Federal Judge Rules Against State In Emergency Covid Moose Hunt Suit

An Anchorage federal judge ruled that the Federal Subsistence Board was justified in creating an emergency subsistence deer and moose hunt around the Kake area during the height of the Covid pandemic. The State of Alaska and Alaska Department of Fish and Game had filed suit against the feds in claiming the added hunt overstepped its authority compared to the state. Here’s more from the Alaska Beacon:

In Friday’s decision, Gleason concluded that the Federal Subsistence Board, FSB, was within its rights to open an emergency deer and moose hunt near Kake when the COVID-19 pandemic disrupted rural food supplies. 

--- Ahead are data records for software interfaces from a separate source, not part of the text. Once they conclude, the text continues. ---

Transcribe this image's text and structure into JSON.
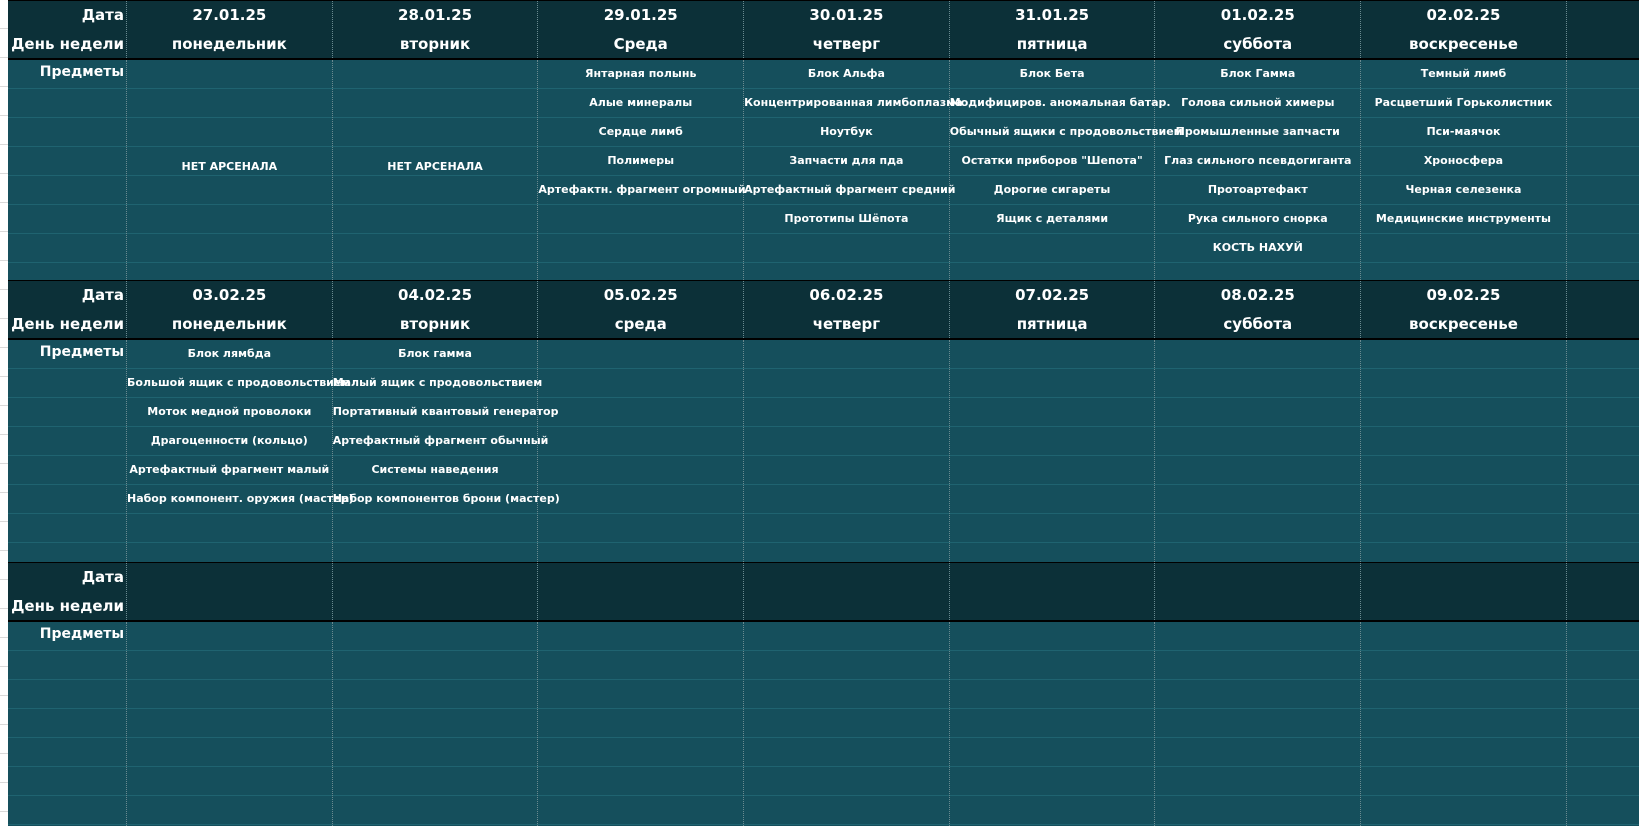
{
  "labels": {
    "date": "Дата",
    "weekday": "День недели",
    "items": "Предметы"
  },
  "weeks": [
    {
      "days": [
        {
          "date": "27.01.25",
          "weekday": "понедельник",
          "note": "НЕТ АРСЕНАЛА",
          "items": []
        },
        {
          "date": "28.01.25",
          "weekday": "вторник",
          "note": "НЕТ АРСЕНАЛА",
          "items": []
        },
        {
          "date": "29.01.25",
          "weekday": "Среда",
          "note": "",
          "items": [
            "Янтарная полынь",
            "Алые минералы",
            "Сердце лимб",
            "Полимеры",
            "Артефактн. фрагмент огромный"
          ]
        },
        {
          "date": "30.01.25",
          "weekday": "четверг",
          "note": "",
          "items": [
            "Блок Альфа",
            "Концентрированная лимбоплазма",
            "Ноутбук",
            "Запчасти для пда",
            "Артефактный фрагмент средний",
            "Прототипы Шёпота"
          ]
        },
        {
          "date": "31.01.25",
          "weekday": "пятница",
          "note": "",
          "items": [
            "Блок Бета",
            "Модифициров. аномальная батар.",
            "Обычный ящики с продовольствием",
            "Остатки приборов \"Шепота\"",
            "Дорогие сигареты",
            "Ящик с деталями"
          ]
        },
        {
          "date": "01.02.25",
          "weekday": "суббота",
          "note": "",
          "items": [
            "Блок Гамма",
            "Голова сильной химеры",
            "Промышленные запчасти",
            "Глаз сильного псевдогиганта",
            "Протоартефакт",
            "Рука сильного снорка",
            "КОСТЬ НАХУЙ"
          ]
        },
        {
          "date": "02.02.25",
          "weekday": "воскресенье",
          "note": "",
          "items": [
            "Темный лимб",
            "Расцветший Горьколистник",
            "Пси-маячок",
            "Хроносфера",
            "Черная селезенка",
            "Медицинские инструменты"
          ]
        }
      ]
    },
    {
      "days": [
        {
          "date": "03.02.25",
          "weekday": "понедельник",
          "note": "",
          "items": [
            "Блок лямбда",
            "Большой ящик с продовольствием",
            "Моток медной проволоки",
            "Драгоценности (кольцо)",
            "Артефактный фрагмент малый",
            "Набор компонент. оружия (мастер)"
          ]
        },
        {
          "date": "04.02.25",
          "weekday": "вторник",
          "note": "",
          "items": [
            "Блок гамма",
            "Малый ящик с продовольствием",
            "Портативный квантовый генератор",
            "Артефактный фрагмент обычный",
            "Системы наведения",
            "Набор компонентов брони (мастер)"
          ]
        },
        {
          "date": "05.02.25",
          "weekday": "среда",
          "note": "",
          "items": []
        },
        {
          "date": "06.02.25",
          "weekday": "четверг",
          "note": "",
          "items": []
        },
        {
          "date": "07.02.25",
          "weekday": "пятница",
          "note": "",
          "items": []
        },
        {
          "date": "08.02.25",
          "weekday": "суббота",
          "note": "",
          "items": []
        },
        {
          "date": "09.02.25",
          "weekday": "воскресенье",
          "note": "",
          "items": []
        }
      ]
    },
    {
      "days": [
        {
          "date": "",
          "weekday": "",
          "note": "",
          "items": []
        },
        {
          "date": "",
          "weekday": "",
          "note": "",
          "items": []
        },
        {
          "date": "",
          "weekday": "",
          "note": "",
          "items": []
        },
        {
          "date": "",
          "weekday": "",
          "note": "",
          "items": []
        },
        {
          "date": "",
          "weekday": "",
          "note": "",
          "items": []
        },
        {
          "date": "",
          "weekday": "",
          "note": "",
          "items": []
        },
        {
          "date": "",
          "weekday": "",
          "note": "",
          "items": []
        }
      ]
    }
  ]
}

The hunt, which successfully distributed deer and moose meat to 135 households in Kake, was authorized under a section of the Alaska National Interest Lands Conservation Act, ANILCA, that requires federal land managers to prioritize subsistence hunting and fishing by rural residents.

Alaska’s constitution forbids treating rural and urban subsistence hunters differently, so the Alaska Department of Fish and Game filed suit in 2020.

Gleason previously declined to issue an order preventing other, similar hunts, and in 2021, she ruled that the issue was moot because the hunt had concluded.

Judge Gleason’s full report can be found here.